* [PROBLEM DESCRIPTION]:
Tally the lines in the records underneath that contain the string "from", and state the figure by itself.

* [ENTRIES PROVIDED]:
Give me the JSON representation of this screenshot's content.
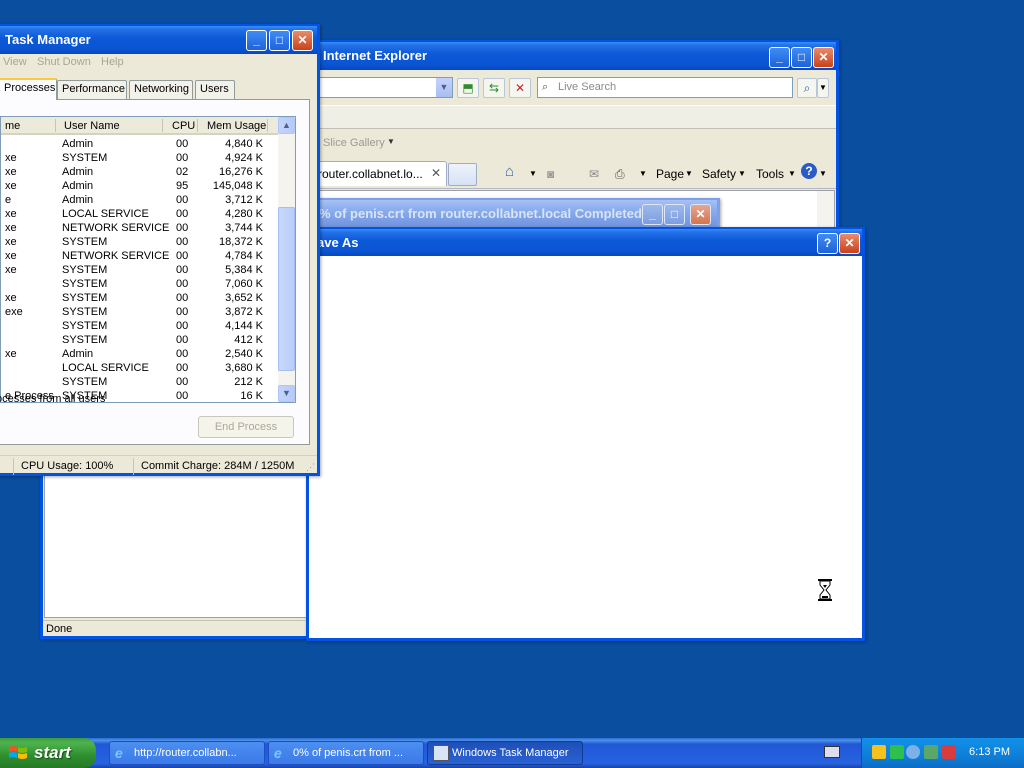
{
  "colors": {
    "desktop": "#0A4EA0",
    "titlebar": "#0A55D4",
    "taskbar": "#245EDC",
    "start_green": "#3C9A3C"
  },
  "ie": {
    "title": "Internet Explorer",
    "search_placeholder": "Live Search",
    "slice_gallery": "Slice Gallery",
    "tab_label": "router.collabnet.lo...",
    "cmd": {
      "page": "Page",
      "safety": "Safety",
      "tools": "Tools"
    },
    "status": "Done"
  },
  "download": {
    "title": "% of penis.crt from router.collabnet.local Completed"
  },
  "saveas": {
    "title": "ave As",
    "help_icon": "help-icon",
    "close_icon": "close-icon"
  },
  "taskmgr": {
    "title": "Task Manager",
    "menu": [
      "View",
      "Shut Down",
      "Help"
    ],
    "tabs": [
      "Processes",
      "Performance",
      "Networking",
      "Users"
    ],
    "columns": [
      "me",
      "User Name",
      "CPU",
      "Mem Usage"
    ],
    "processes": [
      {
        "name": "",
        "user": "Admin",
        "cpu": "00",
        "mem": "4,840 K"
      },
      {
        "name": "xe",
        "user": "SYSTEM",
        "cpu": "00",
        "mem": "4,924 K"
      },
      {
        "name": "xe",
        "user": "Admin",
        "cpu": "02",
        "mem": "16,276 K"
      },
      {
        "name": "xe",
        "user": "Admin",
        "cpu": "95",
        "mem": "145,048 K"
      },
      {
        "name": "e",
        "user": "Admin",
        "cpu": "00",
        "mem": "3,712 K"
      },
      {
        "name": "xe",
        "user": "LOCAL SERVICE",
        "cpu": "00",
        "mem": "4,280 K"
      },
      {
        "name": "xe",
        "user": "NETWORK SERVICE",
        "cpu": "00",
        "mem": "3,744 K"
      },
      {
        "name": "xe",
        "user": "SYSTEM",
        "cpu": "00",
        "mem": "18,372 K"
      },
      {
        "name": "xe",
        "user": "NETWORK SERVICE",
        "cpu": "00",
        "mem": "4,784 K"
      },
      {
        "name": "xe",
        "user": "SYSTEM",
        "cpu": "00",
        "mem": "5,384 K"
      },
      {
        "name": "",
        "user": "SYSTEM",
        "cpu": "00",
        "mem": "7,060 K"
      },
      {
        "name": "xe",
        "user": "SYSTEM",
        "cpu": "00",
        "mem": "3,652 K"
      },
      {
        "name": "exe",
        "user": "SYSTEM",
        "cpu": "00",
        "mem": "3,872 K"
      },
      {
        "name": "",
        "user": "SYSTEM",
        "cpu": "00",
        "mem": "4,144 K"
      },
      {
        "name": "",
        "user": "SYSTEM",
        "cpu": "00",
        "mem": "412 K"
      },
      {
        "name": "xe",
        "user": "Admin",
        "cpu": "00",
        "mem": "2,540 K"
      },
      {
        "name": "",
        "user": "LOCAL SERVICE",
        "cpu": "00",
        "mem": "3,680 K"
      },
      {
        "name": "",
        "user": "SYSTEM",
        "cpu": "00",
        "mem": "212 K"
      },
      {
        "name": "e Process",
        "user": "SYSTEM",
        "cpu": "00",
        "mem": "16 K"
      }
    ],
    "show_all": "ocesses from all users",
    "end_process": "End Process",
    "status_cpu": "CPU Usage: 100%",
    "status_commit": "Commit Charge: 284M / 1250M"
  },
  "taskbar": {
    "start": "start",
    "tasks": [
      {
        "label": "http://router.collabn...",
        "icon": "ie-icon"
      },
      {
        "label": "0% of penis.crt from ...",
        "icon": "ie-icon"
      },
      {
        "label": "Windows Task Manager",
        "icon": "taskmgr-icon"
      }
    ],
    "clock": "6:13 PM"
  }
}
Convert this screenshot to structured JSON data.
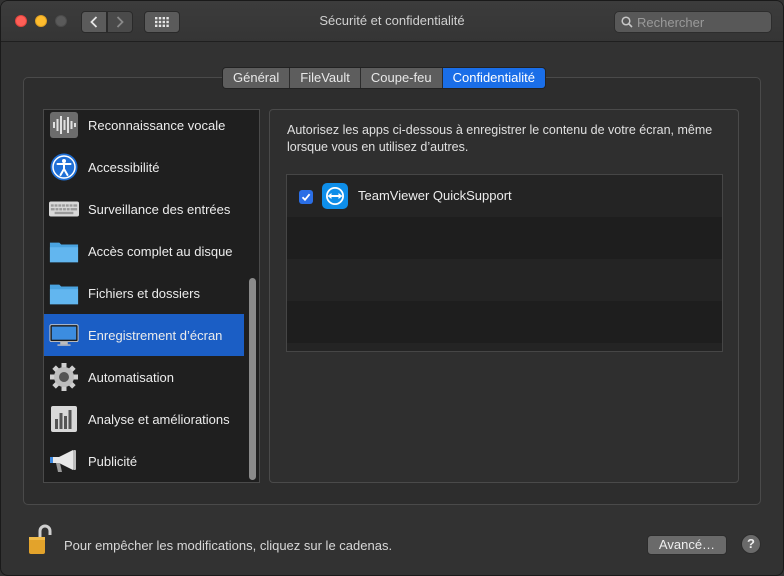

* [WRITTEN RESPONSE]:
3